1 Timothy. “I, Paul, am an apostle on special assignment for Christ, our living HOPE. Under God our Savior’s command, I’m writing this to you, Timothy, my son in the faith. All the best from our God and Christ be yours!” Every young man could use a Paul-mentor in their lives.
Titus. A letter to Titus, from Paul. Paul considers Titus a “son in the faith” – Paul had assigned Titus to the church work in Crete. It could not have been an easy task as Paul refers to the Cretans as liars from the womb, barking dogs, lazy bellies. Good luck, Titus.
1 Peter. The apostle Peter, yes the one who denied Jesus three times prior to His crucifixion, writes a phenomenal epistle. 1 Peter is one of my favorites. And, one of my Mom’s favorite verses: 1 Peter 5.7
Hebrews. Mystery book – the author is never identified! Peterson says, “Hebrews…written for “too-religious” Christians, for “Jesus-and” Christians!” But, the focus must always be Jesus and nothing = faith!
2 Timothy. The letter continues to young Timothy, from Paul.
2 Peter. A continuation of Peter’s epistle.
Jude. Written by Jude “a slave to Christ and brother to James.” Jude could be called a “whistle-blower” he sounds the warning against false teachers – he calls them “warts on your love feast.” Jude, my kind of writer – he said SO much in one chapter containing 25 verses! And, who doesn’t love Jude 24-25?

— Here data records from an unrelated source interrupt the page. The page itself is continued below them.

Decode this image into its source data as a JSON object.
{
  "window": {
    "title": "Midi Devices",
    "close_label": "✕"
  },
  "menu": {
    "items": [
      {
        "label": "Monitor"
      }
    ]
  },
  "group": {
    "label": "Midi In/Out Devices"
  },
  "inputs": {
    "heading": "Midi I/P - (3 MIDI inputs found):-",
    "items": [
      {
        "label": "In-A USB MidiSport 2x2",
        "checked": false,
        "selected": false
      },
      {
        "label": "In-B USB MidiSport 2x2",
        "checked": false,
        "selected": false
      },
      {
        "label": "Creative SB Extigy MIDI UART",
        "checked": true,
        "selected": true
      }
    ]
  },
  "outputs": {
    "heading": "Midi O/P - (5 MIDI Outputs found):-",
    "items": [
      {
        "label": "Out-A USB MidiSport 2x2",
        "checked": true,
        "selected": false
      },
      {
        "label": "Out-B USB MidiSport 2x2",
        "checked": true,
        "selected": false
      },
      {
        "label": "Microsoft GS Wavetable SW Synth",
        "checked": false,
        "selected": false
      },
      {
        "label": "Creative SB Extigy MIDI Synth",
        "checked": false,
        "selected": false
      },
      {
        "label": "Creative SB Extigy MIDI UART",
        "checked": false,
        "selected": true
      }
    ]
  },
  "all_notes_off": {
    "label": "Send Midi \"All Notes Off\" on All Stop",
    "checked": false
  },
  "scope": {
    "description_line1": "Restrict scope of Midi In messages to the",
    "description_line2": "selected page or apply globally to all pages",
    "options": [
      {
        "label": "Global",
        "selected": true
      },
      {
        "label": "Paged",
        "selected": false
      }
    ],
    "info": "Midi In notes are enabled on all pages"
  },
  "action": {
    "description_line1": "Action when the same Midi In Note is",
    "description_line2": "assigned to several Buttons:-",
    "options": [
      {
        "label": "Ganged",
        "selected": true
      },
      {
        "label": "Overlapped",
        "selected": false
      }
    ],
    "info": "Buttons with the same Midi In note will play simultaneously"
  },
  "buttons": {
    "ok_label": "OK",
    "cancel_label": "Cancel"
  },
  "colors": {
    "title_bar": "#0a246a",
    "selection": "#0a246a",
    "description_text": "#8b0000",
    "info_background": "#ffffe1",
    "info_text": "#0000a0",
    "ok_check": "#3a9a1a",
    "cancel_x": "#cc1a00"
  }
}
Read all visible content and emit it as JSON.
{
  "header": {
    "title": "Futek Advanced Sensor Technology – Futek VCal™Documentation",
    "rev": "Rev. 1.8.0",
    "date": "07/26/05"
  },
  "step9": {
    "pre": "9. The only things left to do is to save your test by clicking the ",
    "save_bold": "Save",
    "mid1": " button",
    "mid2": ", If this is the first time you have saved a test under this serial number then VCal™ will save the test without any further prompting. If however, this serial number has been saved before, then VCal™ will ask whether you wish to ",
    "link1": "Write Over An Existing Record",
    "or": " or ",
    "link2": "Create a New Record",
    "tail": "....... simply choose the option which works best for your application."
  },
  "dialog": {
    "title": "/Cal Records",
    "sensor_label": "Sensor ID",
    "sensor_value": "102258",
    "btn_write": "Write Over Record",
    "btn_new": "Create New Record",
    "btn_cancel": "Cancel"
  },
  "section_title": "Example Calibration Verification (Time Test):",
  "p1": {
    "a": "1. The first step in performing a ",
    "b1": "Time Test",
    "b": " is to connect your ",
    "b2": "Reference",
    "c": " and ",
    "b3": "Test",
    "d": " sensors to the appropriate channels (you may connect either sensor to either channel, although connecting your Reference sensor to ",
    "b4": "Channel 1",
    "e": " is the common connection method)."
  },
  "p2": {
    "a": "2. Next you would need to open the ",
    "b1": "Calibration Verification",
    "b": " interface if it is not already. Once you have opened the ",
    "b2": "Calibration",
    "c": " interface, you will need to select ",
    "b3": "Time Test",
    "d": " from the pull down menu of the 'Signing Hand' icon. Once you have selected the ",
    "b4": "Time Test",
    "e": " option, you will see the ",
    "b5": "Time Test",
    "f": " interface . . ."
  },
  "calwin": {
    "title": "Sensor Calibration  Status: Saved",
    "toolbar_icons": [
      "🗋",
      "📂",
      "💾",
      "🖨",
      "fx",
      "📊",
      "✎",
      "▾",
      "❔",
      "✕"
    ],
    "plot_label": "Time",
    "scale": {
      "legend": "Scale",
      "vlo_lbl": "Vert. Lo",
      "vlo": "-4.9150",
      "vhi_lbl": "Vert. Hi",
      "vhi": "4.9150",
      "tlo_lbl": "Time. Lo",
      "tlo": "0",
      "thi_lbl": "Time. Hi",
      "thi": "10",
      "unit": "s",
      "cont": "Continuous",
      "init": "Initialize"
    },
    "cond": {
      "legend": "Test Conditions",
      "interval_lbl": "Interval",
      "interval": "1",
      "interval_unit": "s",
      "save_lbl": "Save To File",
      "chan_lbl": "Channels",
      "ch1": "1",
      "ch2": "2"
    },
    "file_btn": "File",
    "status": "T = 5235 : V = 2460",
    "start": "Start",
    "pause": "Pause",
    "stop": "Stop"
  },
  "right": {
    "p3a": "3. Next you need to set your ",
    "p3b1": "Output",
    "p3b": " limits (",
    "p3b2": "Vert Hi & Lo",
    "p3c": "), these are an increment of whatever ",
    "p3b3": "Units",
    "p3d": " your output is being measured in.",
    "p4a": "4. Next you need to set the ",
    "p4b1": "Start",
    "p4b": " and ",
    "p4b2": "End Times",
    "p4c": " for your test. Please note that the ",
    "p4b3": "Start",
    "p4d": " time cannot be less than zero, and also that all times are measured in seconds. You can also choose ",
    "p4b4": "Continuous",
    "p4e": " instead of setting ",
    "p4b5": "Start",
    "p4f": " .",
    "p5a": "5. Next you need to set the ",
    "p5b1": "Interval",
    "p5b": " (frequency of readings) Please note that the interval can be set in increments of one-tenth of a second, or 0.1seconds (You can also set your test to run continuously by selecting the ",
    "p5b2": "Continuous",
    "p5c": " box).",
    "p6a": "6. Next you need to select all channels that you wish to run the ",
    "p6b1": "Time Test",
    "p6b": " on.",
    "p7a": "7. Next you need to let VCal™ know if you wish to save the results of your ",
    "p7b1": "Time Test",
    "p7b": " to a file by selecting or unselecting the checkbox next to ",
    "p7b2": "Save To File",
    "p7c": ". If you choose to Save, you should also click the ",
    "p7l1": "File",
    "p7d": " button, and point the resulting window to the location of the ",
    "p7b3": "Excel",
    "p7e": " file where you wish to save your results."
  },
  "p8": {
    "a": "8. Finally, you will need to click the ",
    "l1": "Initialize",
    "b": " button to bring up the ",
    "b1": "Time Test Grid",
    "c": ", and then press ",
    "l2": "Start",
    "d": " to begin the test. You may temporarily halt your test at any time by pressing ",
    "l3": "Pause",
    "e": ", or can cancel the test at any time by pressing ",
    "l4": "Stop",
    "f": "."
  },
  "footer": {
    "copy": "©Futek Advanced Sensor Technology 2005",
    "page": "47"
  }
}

1,2,3 John. We see John as Pastor in these three epistles. And, as every good pastor must do, they learn to weave the fact that God is love, Jesus is God, as a whole. Pastor John does a beautiful job in these short epistles….I write you dear children, to guide you out of sin! My life mission scripture is found in 3 John 4, I have no greater joy than to hear that my children walk in Truth.
Revelation. There is no reason to not believe that the same John, whom Jesus loved, and the writer of the gospel of John, and the three epistles of John, is also John the Revelator! The writing is different but then again so is the message! The Revelation begins with John’s intro, a greeting to the seven churches of Asia, and then this: I, John, with you all in the trial and the Kingdom and the passion of patience in Jesus, was on the island called Patmos because of God’s Word, the witness of Jesus. It was Sunday and I was in the Spirit, praying. I heard a loud voice behind me, trumpet-clear and piercing: “Write what you see into a book. Send it to the seven churches: Ephesus, Smyrna, Pergamum, Thyatira, Sardis, Philadelphia, Laodicea.” I turned and saw the voice… One might not understand the Revelation BUT, one is promised to be blessed just by reading The Revelation.
So, there you have it…
It’s a wrap!
Have a blessed and memorable Thanksgiving. Don’t eat TOO much and be grateful, ever so grateful.
I wanted everyone to be able to have a chance to read The 31 Days of Christmas – the full color book was a little pricey on Amazon so I made a black and white version and it’s available now. It is a wonderful Advent Devotional for grown-ups! Let the little’s have their felt stockings and cut outs and calendar but YOU? Go between the lines of The Word for some (maybe) new insights about the life and times of our beloved Savior, Jesus Christ. The pages have a lot of whitespace and if you are one of those who like to do journal art and doodles? Get your colored pencils and have a ball! If you click on the image below it will take you to Amazon and this book is $9.99 – a little gift for yourself this holiday season! Go ahead, indulge a little!